# [EXERCISE]
Go through the listing and repeat each entry exactly, but include no pictures.

┄┄┄┄┄┄

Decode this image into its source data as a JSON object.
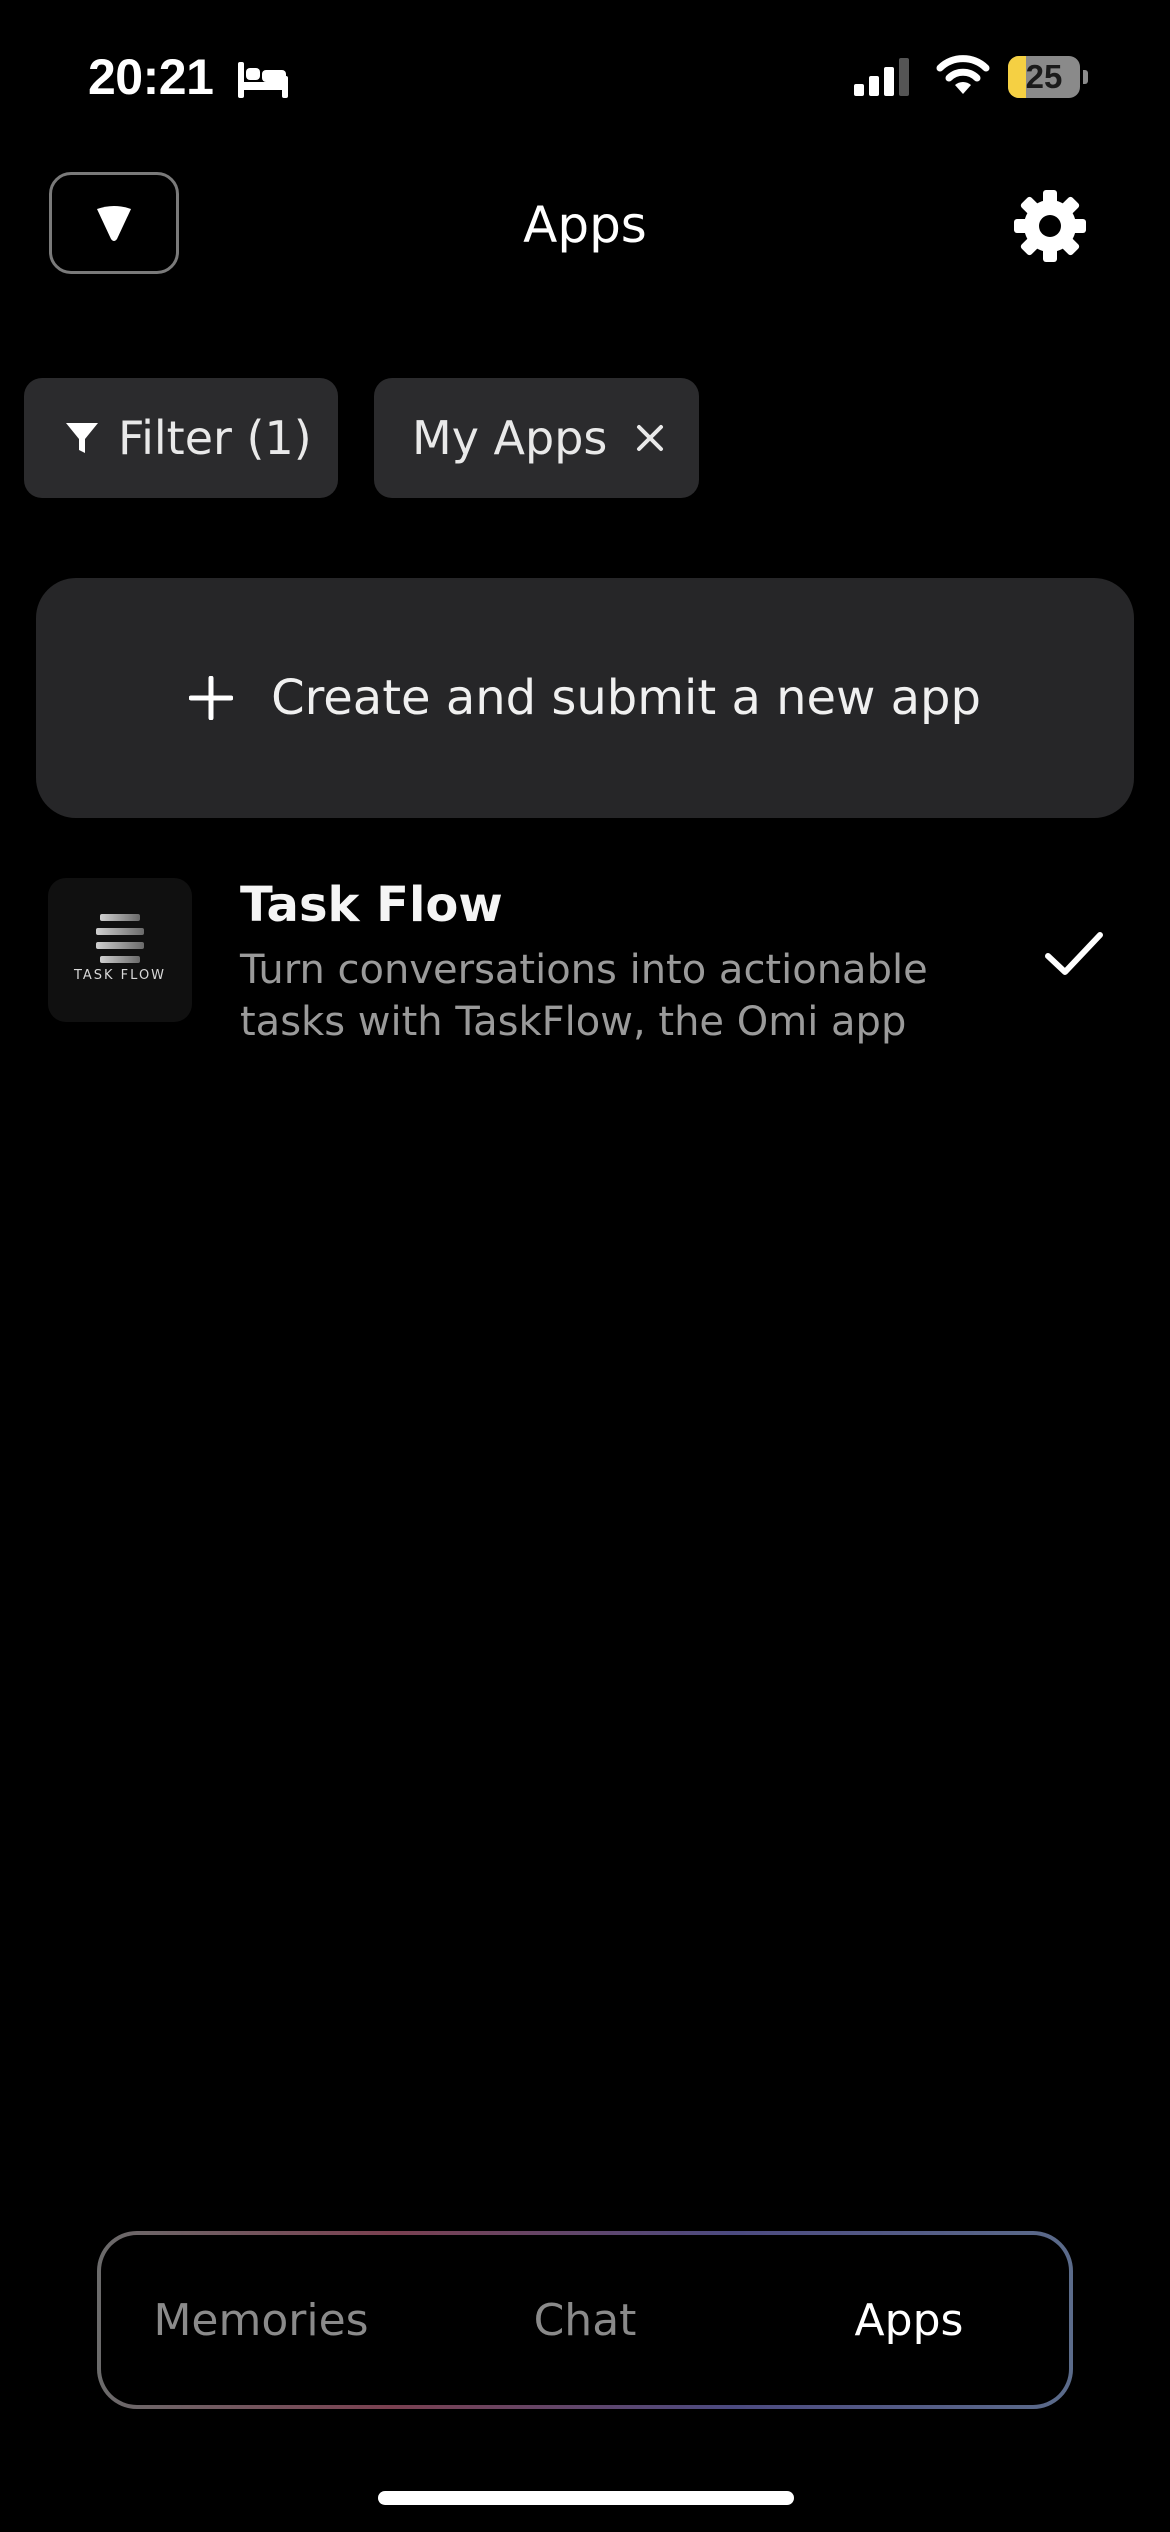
{
  "status_bar": {
    "time": "20:21",
    "battery_level": "25",
    "battery_fraction": 0.25,
    "battery_fill_color": "#f5d043",
    "icons": [
      "bed-icon",
      "signal-icon",
      "wifi-icon",
      "battery-icon"
    ]
  },
  "header": {
    "title": "Apps",
    "left_button_icon": "omi-device-icon",
    "right_button_icon": "gear-icon"
  },
  "filters": {
    "filter_label": "Filter (1)",
    "active_chips": [
      {
        "label": "My Apps",
        "icon": "close-icon"
      }
    ]
  },
  "create_card": {
    "label": "Create and submit a new app",
    "icon": "plus-icon"
  },
  "apps": [
    {
      "name": "Task Flow",
      "icon_text": "TASK FLOW",
      "description": "Turn conversations into actionable tasks with TaskFlow, the Omi app",
      "enabled": true
    }
  ],
  "bottom_nav": {
    "tabs": [
      {
        "label": "Memories",
        "active": false
      },
      {
        "label": "Chat",
        "active": false
      },
      {
        "label": "Apps",
        "active": true
      }
    ]
  },
  "colors": {
    "background": "#000000",
    "chip_background": "#2b2b2d",
    "card_background": "#262628",
    "secondary_text": "#9a9a9a"
  }
}
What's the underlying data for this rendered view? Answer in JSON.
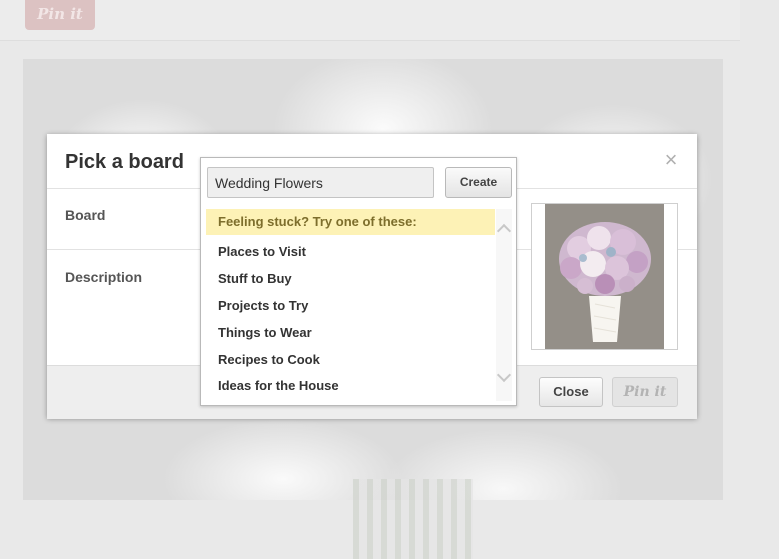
{
  "background": {
    "pin_it_label": "Pin it"
  },
  "modal": {
    "title": "Pick a board",
    "close_icon": "close-icon",
    "board_label": "Board",
    "description_label": "Description",
    "close_button": "Close",
    "pin_it_button": "Pin it"
  },
  "dropdown": {
    "board_name_value": "Wedding Flowers",
    "create_button": "Create",
    "suggestion_header": "Feeling stuck? Try one of these:",
    "suggestions": [
      "Places to Visit",
      "Stuff to Buy",
      "Projects to Try",
      "Things to Wear",
      "Recipes to Cook",
      "Ideas for the House"
    ]
  },
  "colors": {
    "suggestion_highlight": "#fdf2b6",
    "modal_footer": "#eeeeee"
  }
}
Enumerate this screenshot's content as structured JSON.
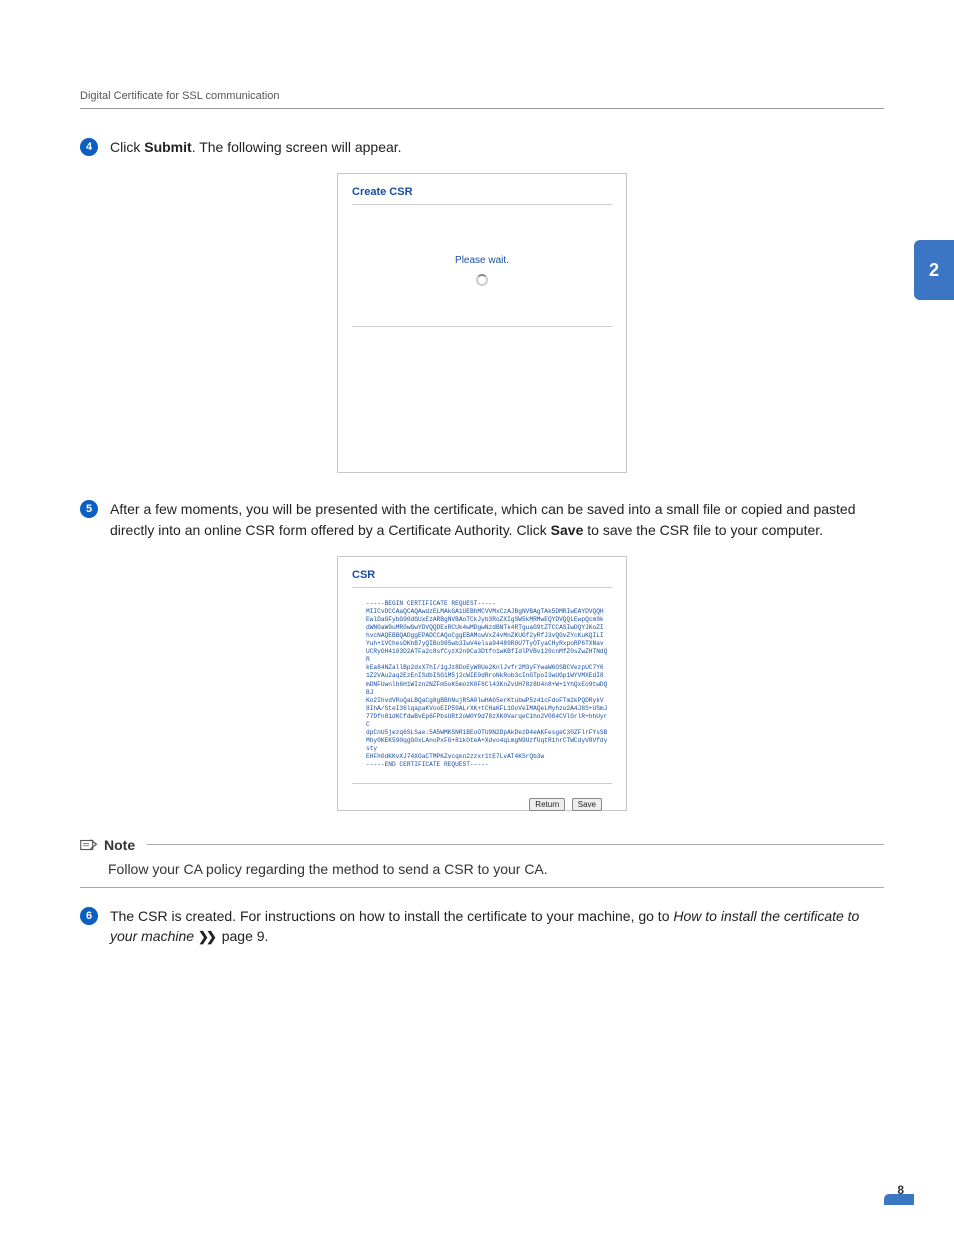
{
  "header": {
    "section_title": "Digital Certificate for SSL communication"
  },
  "side_tab": {
    "label": "2"
  },
  "steps": {
    "s4": {
      "num": "4",
      "pre": "Click ",
      "bold": "Submit",
      "post": ". The following screen will appear."
    },
    "s5": {
      "num": "5",
      "text_a": "After a few moments, you will be presented with the certificate, which can be saved into a small file or copied and pasted directly into an online CSR form offered by a Certificate Authority. Click ",
      "bold": "Save",
      "text_b": " to save the CSR file to your computer."
    },
    "s6": {
      "num": "6",
      "text_a": "The CSR is created. For instructions on how to install the certificate to your machine, go to ",
      "italic_a": "How to install the certificate to your machine",
      "post": " page 9."
    }
  },
  "screenshot1": {
    "title": "Create CSR",
    "wait": "Please wait."
  },
  "screenshot2": {
    "title": "CSR",
    "csr_lines": [
      "-----BEGIN CERTIFICATE REQUEST-----",
      "MIICvDCCAaQCAQAwdzELMAkGA1UEBhMCVVMxCzAJBgNVBAgTAk5DMRIwEAYDVQQH",
      "EwlDaGFybG90dGUxEzARBgNVBAoTCkJyb3RoZXIgSW5kMRMwEQYDVQQLEwpQcm9k",
      "dWN0aW9uMR0wGwYDVQQDExRCUk4wMDgwNzdBNTk4RTguaG9tZTCCASIwDQYJKoZI",
      "hvcNAQEBBQADggEPADCCAQoCggEBAMcwVxZ4vMnZKUGf2yRfJ3vQGvZYcKuKQILI",
      "Yuh+1VChesDKhB7yQIBo985wb3IwV4elsa94489R0U7TyOTyaCHyRxpoRP6TXNav",
      "UCRyGH4103D2ATFa2c8sfCyzX2n9Ca3Dtfn1wKBfIdlPVBv120cnMfZ0sZwZHTNdQR",
      "kEa84NZallBp2dxX7hI/1gJz8DoEyW8Ue2KnlJvfr2M3yFYwaW6OSBCVezpUC7Y6",
      "1Z2VAu2aq2EzEnISdbISG1M5j2cWIE9dRroNkRob3cInGTpoI3wUGp1WYVMXEdI8",
      "mDNFUwnlb6H1WIzn2NZFm5oK5mozK0F6Cl43KnZvUH78z8U4n8+W+1YhQxEo9twDQBJ",
      "Ko2IhvdVRoQaLBQaCg8gBBhNujRSA0lwHAb5erKtubwP5z41cFdoFTm2kPQDRykV",
      "8IhA/SteI36lqapaKVooEIP59ALrXK+tCHaKFL1OoVeIMAQeLMyhzo2A4J8S+USmJ",
      "77Dfn81dKCfdwBvEp6FPbsURt2oW0Y9d78zXK0VarqeC1hn2V084CVlGrlR+hhUyrC",
      "dpCnU5jezq6SLSae:5A5WMKSNR1BEoOTU9N2DpAkDezD4eAKFesgeC30ZFlrFYsSB",
      "Mby0KEK590qgG0xLAnoPxFG+81kOteA+Xdvo4qLmgN9UzfUqtR1hrCTWCdyV8Vfdysty",
      "EHFh0dKKvXJ74XOaCTMPKZvcqkn2zzxr1tE7LvAT4KSrQb3w",
      "-----END CERTIFICATE REQUEST-----"
    ],
    "btn_return": "Return",
    "btn_save": "Save"
  },
  "note": {
    "label": "Note",
    "text": "Follow your CA policy regarding the method to send a CSR to your CA."
  },
  "footer": {
    "page_num": "8"
  }
}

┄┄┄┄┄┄

# [SOLUTION]
Decode this image into its source data as a JSON object.
{
  "status_bar": {
    "time": "20:21",
    "battery_level": "25",
    "battery_fraction": 0.25,
    "battery_fill_color": "#f5d043",
    "icons": [
      "bed-icon",
      "signal-icon",
      "wifi-icon",
      "battery-icon"
    ]
  },
  "header": {
    "title": "Apps",
    "left_button_icon": "omi-device-icon",
    "right_button_icon": "gear-icon"
  },
  "filters": {
    "filter_label": "Filter (1)",
    "active_chips": [
      {
        "label": "My Apps",
        "icon": "close-icon"
      }
    ]
  },
  "create_card": {
    "label": "Create and submit a new app",
    "icon": "plus-icon"
  },
  "apps": [
    {
      "name": "Task Flow",
      "icon_text": "TASK FLOW",
      "description": "Turn conversations into actionable tasks with TaskFlow, the Omi app",
      "enabled": true
    }
  ],
  "bottom_nav": {
    "tabs": [
      {
        "label": "Memories",
        "active": false
      },
      {
        "label": "Chat",
        "active": false
      },
      {
        "label": "Apps",
        "active": true
      }
    ]
  },
  "colors": {
    "background": "#000000",
    "chip_background": "#2b2b2d",
    "card_background": "#262628",
    "secondary_text": "#9a9a9a"
  }
}
What's the underlying data for this rendered view? Answer in JSON.
{
  "background": {
    "pin_it_label": "Pin it"
  },
  "modal": {
    "title": "Pick a board",
    "close_icon": "close-icon",
    "board_label": "Board",
    "description_label": "Description",
    "close_button": "Close",
    "pin_it_button": "Pin it"
  },
  "dropdown": {
    "board_name_value": "Wedding Flowers",
    "create_button": "Create",
    "suggestion_header": "Feeling stuck? Try one of these:",
    "suggestions": [
      "Places to Visit",
      "Stuff to Buy",
      "Projects to Try",
      "Things to Wear",
      "Recipes to Cook",
      "Ideas for the House"
    ]
  },
  "colors": {
    "suggestion_highlight": "#fdf2b6",
    "modal_footer": "#eeeeee"
  }
}
Enumerate this screenshot's content as structured JSON.
{
  "header": {
    "section_title": "Digital Certificate for SSL communication"
  },
  "side_tab": {
    "label": "2"
  },
  "steps": {
    "s4": {
      "num": "4",
      "pre": "Click ",
      "bold": "Submit",
      "post": ". The following screen will appear."
    },
    "s5": {
      "num": "5",
      "text_a": "After a few moments, you will be presented with the certificate, which can be saved into a small file or copied and pasted directly into an online CSR form offered by a Certificate Authority. Click ",
      "bold": "Save",
      "text_b": " to save the CSR file to your computer."
    },
    "s6": {
      "num": "6",
      "text_a": "The CSR is created. For instructions on how to install the certificate to your machine, go to ",
      "italic_a": "How to install the certificate to your machine",
      "post": " page 9."
    }
  },
  "screenshot1": {
    "title": "Create CSR",
    "wait": "Please wait."
  },
  "screenshot2": {
    "title": "CSR",
    "csr_lines": [
      "-----BEGIN CERTIFICATE REQUEST-----",
      "MIICvDCCAaQCAQAwdzELMAkGA1UEBhMCVVMxCzAJBgNVBAgTAk5DMRIwEAYDVQQH",
      "EwlDaGFybG90dGUxEzARBgNVBAoTCkJyb3RoZXIgSW5kMRMwEQYDVQQLEwpQcm9k",
      "dWN0aW9uMR0wGwYDVQQDExRCUk4wMDgwNzdBNTk4RTguaG9tZTCCASIwDQYJKoZI",
      "hvcNAQEBBQADggEPADCCAQoCggEBAMcwVxZ4vMnZKUGf2yRfJ3vQGvZYcKuKQILI",
      "Yuh+1VChesDKhB7yQIBo985wb3IwV4elsa94489R0U7TyOTyaCHyRxpoRP6TXNav",
      "UCRyGH4103D2ATFa2c8sfCyzX2n9Ca3Dtfn1wKBfIdlPVBv120cnMfZ0sZwZHTNdQR",
      "kEa84NZallBp2dxX7hI/1gJz8DoEyW8Ue2KnlJvfr2M3yFYwaW6OSBCVezpUC7Y6",
      "1Z2VAu2aq2EzEnISdbISG1M5j2cWIE9dRroNkRob3cInGTpoI3wUGp1WYVMXEdI8",
      "mDNFUwnlb6H1WIzn2NZFm5oK5mozK0F6Cl43KnZvUH78z8U4n8+W+1YhQxEo9twDQBJ",
      "Ko2IhvdVRoQaLBQaCg8gBBhNujRSA0lwHAb5erKtubwP5z41cFdoFTm2kPQDRykV",
      "8IhA/SteI36lqapaKVooEIP59ALrXK+tCHaKFL1OoVeIMAQeLMyhzo2A4J8S+USmJ",
      "77Dfn81dKCfdwBvEp6FPbsURt2oW0Y9d78zXK0VarqeC1hn2V084CVlGrlR+hhUyrC",
      "dpCnU5jezq6SLSae:5A5WMKSNR1BEoOTU9N2DpAkDezD4eAKFesgeC30ZFlrFYsSB",
      "Mby0KEK590qgG0xLAnoPxFG+81kOteA+Xdvo4qLmgN9UzfUqtR1hrCTWCdyV8Vfdysty",
      "EHFh0dKKvXJ74XOaCTMPKZvcqkn2zzxr1tE7LvAT4KSrQb3w",
      "-----END CERTIFICATE REQUEST-----"
    ],
    "btn_return": "Return",
    "btn_save": "Save"
  },
  "note": {
    "label": "Note",
    "text": "Follow your CA policy regarding the method to send a CSR to your CA."
  },
  "footer": {
    "page_num": "8"
  }
}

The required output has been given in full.